Good 12:35 a.m. to you. Hopefully your night is more restful than mine thus far…but alas, there is a reason that my blog is named what it is, and that is due to the fact that strokes of blogging genius generally hit me around this hour. Don’t ask me why–I do adore sleep. It just seldom finds me at this time of night.
As I’ve been tossing and turning, I’ve been reflecting on a few of my most recent reads, which surprisingly (though not for me), I’m already aching to re-read. So, it got me thinking about the perceptions of re-reading in the blogosphere.
I’m curious, fellow bibliophiles, what are your thoughts on re-reading books/series? Do you re-read books often or are there only certain books that you would consider re-reading? If you do re-read, why is that? What does that repetition do for you?
I suppose for me, re-reading offers me an entirely new literary experience. See, I distinctly remember the first time that I’ve read many of the most monumental books in my life. For instance, tearing through the final Harry Potter novel was extraordinary for me. I still remember the giddy giggles that I had when I finally read that Ron & Hermione kiss and eagerly tabbed the page with a pink Post-It note.
Similarly, I’ll never forget my three day span of reading A Court of Mist and Fury on vacation with my family in Arizona last summer. That humongous novel didn’t leave my grasp for the 72 hours it took me to devour it. And immediately after I was already flipping back pages to re-experience my favorite scenes.

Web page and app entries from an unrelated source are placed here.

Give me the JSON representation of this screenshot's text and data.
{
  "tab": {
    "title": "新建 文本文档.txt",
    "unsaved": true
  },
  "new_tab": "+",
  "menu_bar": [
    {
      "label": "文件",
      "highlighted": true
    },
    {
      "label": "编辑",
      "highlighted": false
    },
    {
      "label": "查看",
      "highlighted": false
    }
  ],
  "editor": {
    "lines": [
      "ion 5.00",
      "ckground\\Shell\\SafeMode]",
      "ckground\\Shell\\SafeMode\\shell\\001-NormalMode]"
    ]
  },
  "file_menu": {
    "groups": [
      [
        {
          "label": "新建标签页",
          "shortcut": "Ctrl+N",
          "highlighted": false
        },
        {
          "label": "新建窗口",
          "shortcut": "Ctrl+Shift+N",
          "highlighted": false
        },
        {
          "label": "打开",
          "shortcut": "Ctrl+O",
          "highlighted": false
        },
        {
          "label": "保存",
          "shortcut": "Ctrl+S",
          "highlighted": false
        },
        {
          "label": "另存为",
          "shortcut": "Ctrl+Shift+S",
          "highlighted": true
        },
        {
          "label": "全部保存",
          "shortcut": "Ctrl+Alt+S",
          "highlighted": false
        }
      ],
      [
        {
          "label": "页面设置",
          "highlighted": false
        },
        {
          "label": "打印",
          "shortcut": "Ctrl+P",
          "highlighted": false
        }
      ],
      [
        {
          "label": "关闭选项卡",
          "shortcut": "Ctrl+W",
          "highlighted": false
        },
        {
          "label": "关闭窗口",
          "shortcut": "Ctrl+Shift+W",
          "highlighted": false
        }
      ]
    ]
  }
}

Certain books I can read once and feel satisfied, while others remain beloved in my heart long after and demand a re-read, and to me, sometimes that second/third/whatever reading is almost more satisfying. It offers me something completely new.
Though my first time reading a (read: GOOD) book is memorable, I think that I get so much more out of the story/writing/characters/etc. when I read it the next time around. When I re-read Frankenstein this past fall after reading it for the first time freshman year of high school, I discovered insights that I had never found before. Obviously six years changes your perspectives on stories, however, even reading ACOTAR & ACOMAF this April (only nine months after my original read) I had an entirely new perspective.
Maybe it’s that the first time around I’m so focused on plot that I miss the lovely minor details that make the novel the beauty that it is. I think that might be it. Plot is essential to stories, obviously, but I think the thing that distinguishes good stories from great stories it the depth with which they are written.
Take Wuthering Heights by Emily Brontë. The first time you read it, perhaps Catherine Earnshaw is the victim, while Heathcliff is obsessive, controlling, and altogether mad. However, in my experience, my re-read gave me a new angle–Catherine is manipulative, and is the root of Heathcliff’s madness through that manipulation. Maybe that’s not the conclusion that everyone would draw from it, but the point is, re-reading offers a chance to learn something new.
And after all, isn’t that what reading is all about? Learning? Although you may embark upon the same literary journey again, there is always room for something new if only you open your mind to it.
As always, just some late night food for thought.
Until next time…